An October report from the House Foreign Affairs Committee provided insights into key findings and recommendations for the successful implementation of the USAID Global Health Supply Chain Program- Procurement and Supply Management (GHSC-PSM) project.
On October 15, 2018, the House Foreign Affairs Committee (HFAC) published a report, Oversight Investigation: USAID Global Health Supply Chain Contract. The report offers key findings and recommendations for the many stakeholders of the USAID Global Health Supply Chain Program – Procurement and Supply Management (GHSC-PSM) project, including USAID, the State Department’s Office of the Global AIDS Coordinator, the President’s Malaria Initiative (PMI), Chemonics, and others. Chemonics respects and welcomes oversight and interest from Congress on the GHSC-PSM project.
“Congress plays a vital role in ensuring U.S. taxpayer dollars are used responsibly and effectively, and we are committed to ensuring this project, as well as all our projects, are implemented efficiently and successfully,” said Chemonics Executive Vice President Jamey Butcher, who led Chemonics’ efforts to improve GHSC-PSM’s performance. “Over the past year, I and other project leaders have been happy to brief HFAC and other Capitol Hill staff, at their request, providing information about the scope of the project and updates on the project’s progress.”

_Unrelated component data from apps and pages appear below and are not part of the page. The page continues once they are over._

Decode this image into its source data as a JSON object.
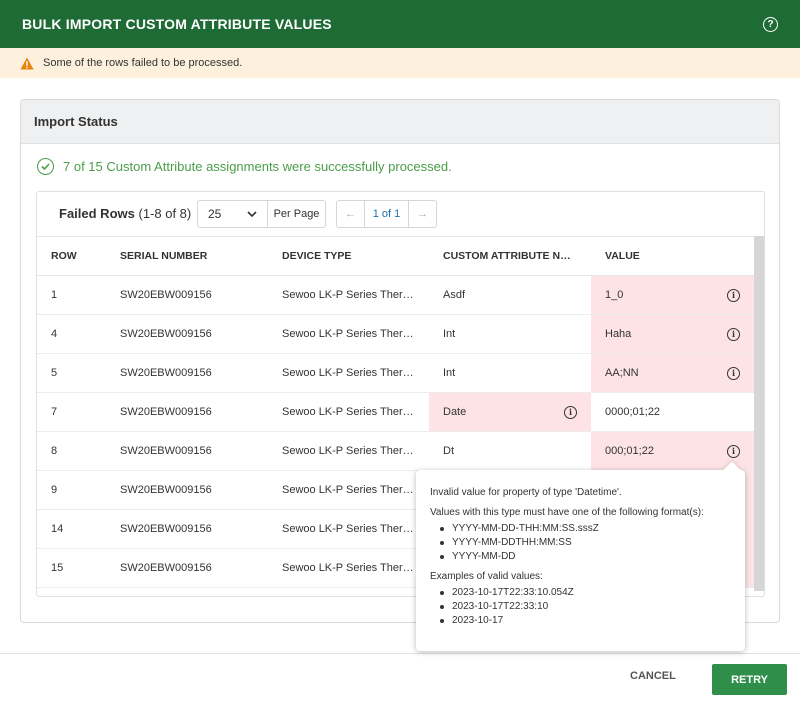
{
  "header": {
    "title": "BULK IMPORT CUSTOM ATTRIBUTE VALUES",
    "help_icon": "help-circle-icon"
  },
  "warning": {
    "text": "Some of the rows failed to be processed.",
    "icon": "warning-triangle-icon",
    "color": "#e8820c"
  },
  "panel": {
    "title": "Import Status",
    "success_text": "7 of 15 Custom Attribute assignments were successfully processed.",
    "success_color": "#4a9e4a"
  },
  "failed": {
    "label": "Failed Rows",
    "range": "(1-8 of 8)",
    "per_page_value": "25",
    "per_page_label": "Per Page",
    "page_indicator": "1 of 1"
  },
  "table": {
    "columns": [
      "ROW",
      "SERIAL NUMBER",
      "DEVICE TYPE",
      "CUSTOM ATTRIBUTE NAME",
      "VALUE"
    ],
    "rows": [
      {
        "row": "1",
        "serial": "SW20EBW009156",
        "device": "Sewoo LK-P Series Thermal Printer",
        "name": "Asdf",
        "value": "1_0"
      },
      {
        "row": "4",
        "serial": "SW20EBW009156",
        "device": "Sewoo LK-P Series Thermal Printer",
        "name": "Int",
        "value": "Haha"
      },
      {
        "row": "5",
        "serial": "SW20EBW009156",
        "device": "Sewoo LK-P Series Thermal Printer",
        "name": "Int",
        "value": "AA;NN"
      },
      {
        "row": "7",
        "serial": "SW20EBW009156",
        "device": "Sewoo LK-P Series Thermal Printer",
        "name": "Date",
        "value": "0000;01;22"
      },
      {
        "row": "8",
        "serial": "SW20EBW009156",
        "device": "Sewoo LK-P Series Thermal Printer",
        "name": "Dt",
        "value": "000;01;22"
      },
      {
        "row": "9",
        "serial": "SW20EBW009156",
        "device": "Sewoo LK-P Series Thermal Printer",
        "name": "",
        "value": ""
      },
      {
        "row": "14",
        "serial": "SW20EBW009156",
        "device": "Sewoo LK-P Series Thermal Printer",
        "name": "",
        "value": ""
      },
      {
        "row": "15",
        "serial": "SW20EBW009156",
        "device": "Sewoo LK-P Series Thermal Printer",
        "name": "",
        "value": ""
      }
    ],
    "error_bg": "#fde3e5"
  },
  "tooltip": {
    "line1": "Invalid value for property of type 'Datetime'.",
    "line2": "Values with this type must have one of the following format(s):",
    "formats": [
      "YYYY-MM-DD-THH:MM:SS.sssZ",
      "YYYY-MM-DDTHH:MM:SS",
      "YYYY-MM-DD"
    ],
    "examples_label": "Examples of valid values:",
    "examples": [
      "2023-10-17T22:33:10.054Z",
      "2023-10-17T22:33:10",
      "2023-10-17"
    ]
  },
  "footer": {
    "cancel": "CANCEL",
    "retry": "RETRY",
    "retry_color": "#2f8f4a"
  },
  "theme": {
    "header_bg": "#1f6b35"
  }
}
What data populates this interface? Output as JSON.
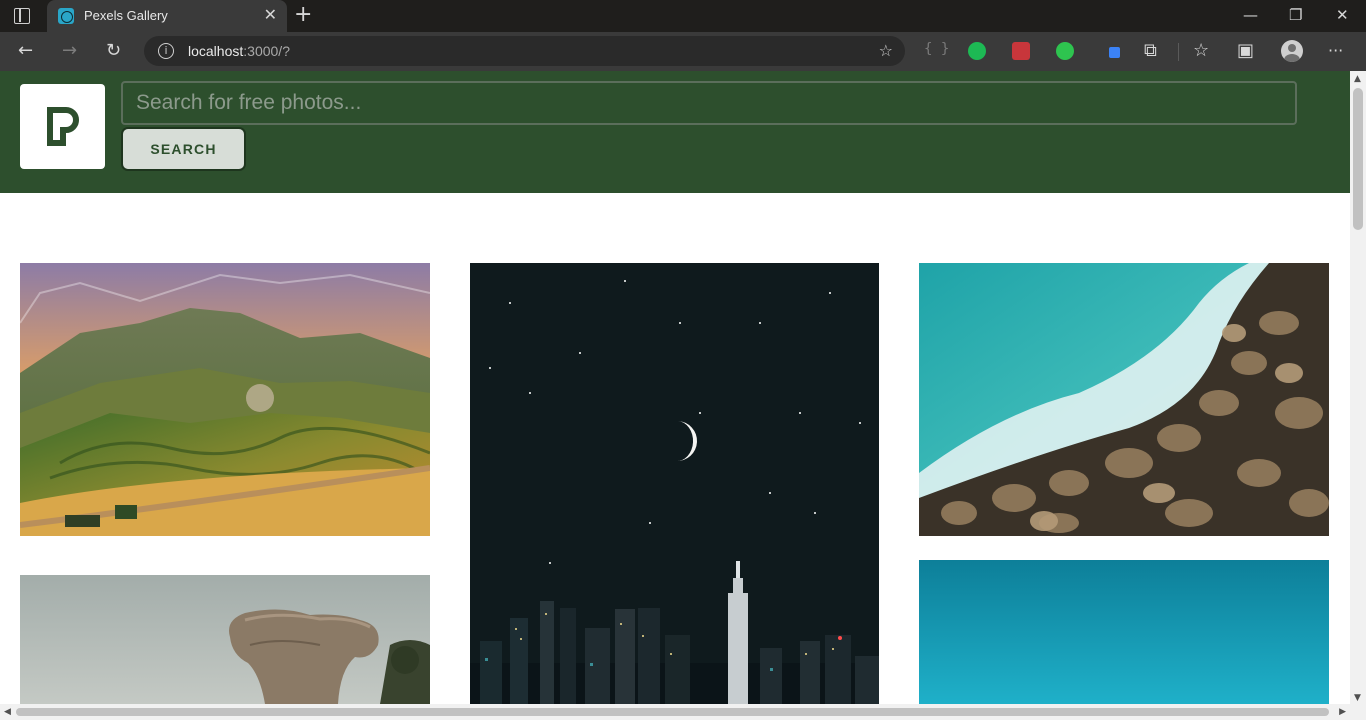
{
  "browser": {
    "tab_title": "Pexels Gallery",
    "tab_close": "✕",
    "new_tab": "+",
    "minimize": "—",
    "restore": "❐",
    "close": "✕",
    "address_host": "localhost",
    "address_path": ":3000/?",
    "icons": {
      "back": "←",
      "forward": "→",
      "refresh": "↻",
      "info": "i",
      "add_favorite": "☆",
      "extensions": "⧉",
      "favorites": "☆",
      "collections": "▣",
      "more": "···",
      "braces": "{ }"
    }
  },
  "page": {
    "search_placeholder": "Search for free photos...",
    "search_button": "SEARCH"
  },
  "colors": {
    "header_bg": "#2d4f2d",
    "button_bg": "#d7ddd7",
    "logo_fill": "#2d4f2d"
  },
  "photos": [
    {
      "name": "rolling-hills-vineyard-photo"
    },
    {
      "name": "night-sky-moon-city-skyline-photo"
    },
    {
      "name": "aerial-ocean-waves-rocks-photo"
    },
    {
      "name": "rock-formation-photo"
    },
    {
      "name": "blue-gradient-sky-photo"
    }
  ]
}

GHSC-PSM experienced challenges as it started up, partially due to an abbreviated transition from previous supply chain projects. Other challenges included launching the project simultaneously in 33 countries and establishing new, more rigorous standards for on-time delivery. Upon detecting issues in on-time delivery rates in late 2016, Chemonics began working closely with USAID to implement changes that would improve the project’s performance. Those improvements have yielded positive results.
For the third quarter of FY2018, on-time delivery averaged 73 percent and was 82 percent in June. The latest data show a provisional on-time delivery rate of 84 percent in July and 88 percent in August. Over the life of this project, GHSC-PSM has procured more than $1.3 billion in health commodities, including antiretroviral therapy (ART) to provide more than 2.9 million person-years of HIV treatment and antimalarials to treat nearly 99 million infections. In the third quarter of FY18, GHSC-PSM delivered a line item approximately every 1.4 hours.
Ensuring patients get the health commodities they need is Chemonics’ highest priority. For that reason, GHSC-PSM continuously analyzes any impact of late deliveries of life-saving medicines to assess their impact on stock levels, and ultimately on patients. To date, GHSC-PSM has not found evidence that any patients have been forced off treatment due to GHSC-PSM’s late deliveries. This report confirms that life-saving services were not denied to patients due to late deliveries by GHSC-PSM. That said, Chemonics remains committed to the mission of GHSC-PSM: ensuring uninterrupted supplies of health commodities to save lives and create a brighter future for families around the world. Continual improvement is a central pillar of the GHSC-PSM program, and Chemonics continues to work closely with USAID to achieve a state-of-the-art global health supply chain.